Victim Claims Damages in Negligence And Scienter

Evans sued Berry and Anderson in negligence and scienter, claiming that she was entitled to damages for the injuries suffered due to Bones’ actions. 

What is Scienter and When Does it Apply?

Under the doctrine of scienter, a person who owns a dog that bites another dog or person will not be liable simply because they are the dog’s owner. Rather, liability only attaches if the victim can establish three criteria:

  1. That the defendant is the owner of the dog (or was at the time of the incident in question);
  2. that the dog had demonstrated a propensity to behave in such a manner as to cause the type of injury or damage suffered and
  3. that the owner was aware of the dog’s tendency to behave in that manner

The person who claims to have suffered damage or injury as a result of the dog’s actions is the one who bears the onus of proving all three elements of the test. 

Application of the Legal Principles to this Case

In the initial trial of this case, the judge easily found the first criterion, that the victim established that the defendant is the owner of the dog in question, established in that both Berry and Anderson admitted to joint ownership of Bones. However, the trial judge determined that the second and third criteria had not been successfully proven. 

To whether Bones had been demonstrated to have a propensity to behave in the manner he did that caused injury, the trial judge considered the incidents of Bones “nipping” (described as latching onto a body part but not drawing blood or breaking skin) as well as the incident with Berry’s father, and concluded that “it is simply not clear that this was an act of aggression on Bones’ part towards Ms. Berry’s father” and, further, that, “considering the evidence in its entirety, I am simply unable to conclude that Bones had manifested a propensity to cause harm of the type occasioned’ on the night of” the incident in question, as “the evidence does not establish, on a balance of probabilities, that Bones had that propensity, inclination, trait or habit.”

The trial judge also noted that Berry and Anderson had taken Bones to dog trainers, who advised Berry and Anderson that Bones did not require the use of a muzzle, as Bones’ nipping behaviour had improved with training and Bones had not exhibited nipping behaviour toward other dogs after he completed the training.
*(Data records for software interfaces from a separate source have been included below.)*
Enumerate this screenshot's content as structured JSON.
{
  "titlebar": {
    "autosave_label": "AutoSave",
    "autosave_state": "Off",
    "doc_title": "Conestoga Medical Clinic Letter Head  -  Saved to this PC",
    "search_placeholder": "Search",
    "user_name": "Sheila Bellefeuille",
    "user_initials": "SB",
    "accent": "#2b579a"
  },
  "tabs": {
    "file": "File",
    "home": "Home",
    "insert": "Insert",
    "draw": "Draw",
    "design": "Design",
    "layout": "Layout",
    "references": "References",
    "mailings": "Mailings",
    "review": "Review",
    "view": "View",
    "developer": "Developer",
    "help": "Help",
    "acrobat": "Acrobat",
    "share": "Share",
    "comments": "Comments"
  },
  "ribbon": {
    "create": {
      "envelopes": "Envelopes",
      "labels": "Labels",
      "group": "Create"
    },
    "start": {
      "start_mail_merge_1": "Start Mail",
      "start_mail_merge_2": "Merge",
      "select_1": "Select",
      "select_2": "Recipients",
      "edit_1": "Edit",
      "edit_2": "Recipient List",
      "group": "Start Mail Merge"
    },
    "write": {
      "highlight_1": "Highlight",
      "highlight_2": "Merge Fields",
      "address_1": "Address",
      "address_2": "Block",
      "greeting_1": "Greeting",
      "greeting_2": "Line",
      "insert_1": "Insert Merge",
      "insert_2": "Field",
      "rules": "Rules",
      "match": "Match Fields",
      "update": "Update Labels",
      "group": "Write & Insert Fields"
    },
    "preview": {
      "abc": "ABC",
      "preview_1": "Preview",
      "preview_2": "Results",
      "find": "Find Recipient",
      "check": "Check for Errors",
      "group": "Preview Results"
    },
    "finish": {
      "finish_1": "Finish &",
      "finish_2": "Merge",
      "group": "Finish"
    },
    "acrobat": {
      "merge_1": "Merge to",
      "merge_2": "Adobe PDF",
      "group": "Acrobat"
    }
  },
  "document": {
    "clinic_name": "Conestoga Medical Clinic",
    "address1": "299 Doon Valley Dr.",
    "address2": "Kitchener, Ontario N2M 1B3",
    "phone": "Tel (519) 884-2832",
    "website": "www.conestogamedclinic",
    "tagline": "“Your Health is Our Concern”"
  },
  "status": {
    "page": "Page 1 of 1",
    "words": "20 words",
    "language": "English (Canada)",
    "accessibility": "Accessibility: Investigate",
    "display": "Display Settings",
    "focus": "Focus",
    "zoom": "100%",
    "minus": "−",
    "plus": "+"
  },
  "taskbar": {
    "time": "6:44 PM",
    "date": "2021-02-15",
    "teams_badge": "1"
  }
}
Further, the evidence with respect to the bite on Mr. Berry indicated that the incident was most likely a result of an accident, in that both Bones and Mr. Berry were pursuing the same food object at the same time, which was the more likely cause of the accident. Moreover, when Berry and Anderson brought Bones to the veterinarian in the aftermath of the attack on Mr. Berry, the veterinarian did not recommend that Bones be muzzled or that he should be quarantined from people other than Berry and Anderson. Finally, the trial court considered it significant that none of the other dinner party attendees present at the time of Evans’ bite indicated that they were fearful of Bones or uneasy in his presence. In these circumstances, the trial judge was satisfied that Berry and Anderson were unaware that Bones would have a propensity to behave as he did on the night of the dinner party. 

The trial judge dismissed the case because two of the three criteria necessary for a finding of scienter had not been met. The Court of Appeal similarly dismissed Evans’ appeal of that decision on the grounds that the trial judge had made no error of fact or law that would justify overturning the initial decision.

Contact Merdian Law Group for Your Personal Injury Legal Needs

If you have suffered personal injury due to an accident, a dog bite, or a slip and fall, you require a personal injury lawyer to handle your claim for damages. Even if the injuries are not catastrophic or life-changing, damages may still be warranted and recoverable. 

Located in downtown Vancouver, British Columbia, Meridian Law Group is proud to serve clients throughout the province and assist them with their personal injury, estate, family, and commercial litigation matters. Contact us online or via telephone at (604) 687-2277 to schedule a confidential consultation.